This rhododendron makes a neat little bush of rounded form suggesting a pygmy tree, and it flowers when only a few inches high; this, together with the colour of the flowers and the profusion in which they are borne, render it a singularly attractive little plant for the rock garden or some such place, where tiny, slow-growing plants are not in danger of being smothered by stronger ones. Coming from high Alpine regions, it is quite hardy.

From the Supplement (Vol. V)

R. peramabile, mentioned here, becomes a synonym of R. intricatum.

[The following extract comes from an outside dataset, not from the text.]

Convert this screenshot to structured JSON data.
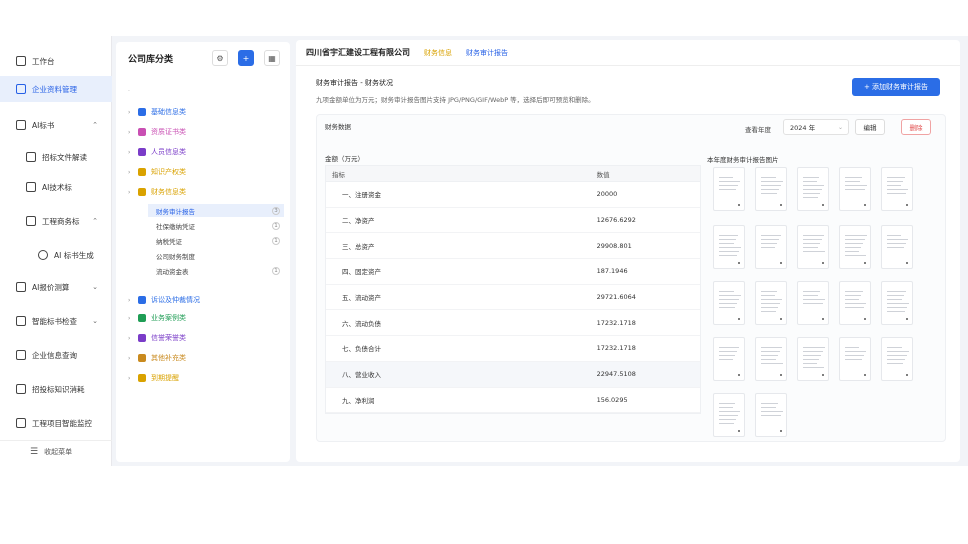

† R. complexum Balf.f. & W.W. Sm. – This species could be confused with R. intricatum, which it resembles in its narrow corolla with the stamens, and usually the style, included in the tube. It differs in the rust-coloured scales on the undersides of the leaves (pale in R. intricatum) and in having usually only six to eight stamens. A native of north-west Yunnan, introduced by Forrest (F.15392), but rare in cultivation.


R peramabile Hutch

In describing this species, Dr Hutchinson remarked that it could be no more than a ‘luxurious state’ of R. intricatum. The type is a cultivated plant, raised from Forrest 20463, the field-specimen corres­ponding to which is R. yungningense. It grows up to 2{1/2} ft high and has leaves {1/2} to almost 1 in. long.

Feedback

A site produced by the International Dendrology Society.

For copyright and licence information, see the Licence page.

To contact the editors: info@treesandshrubsonline.org.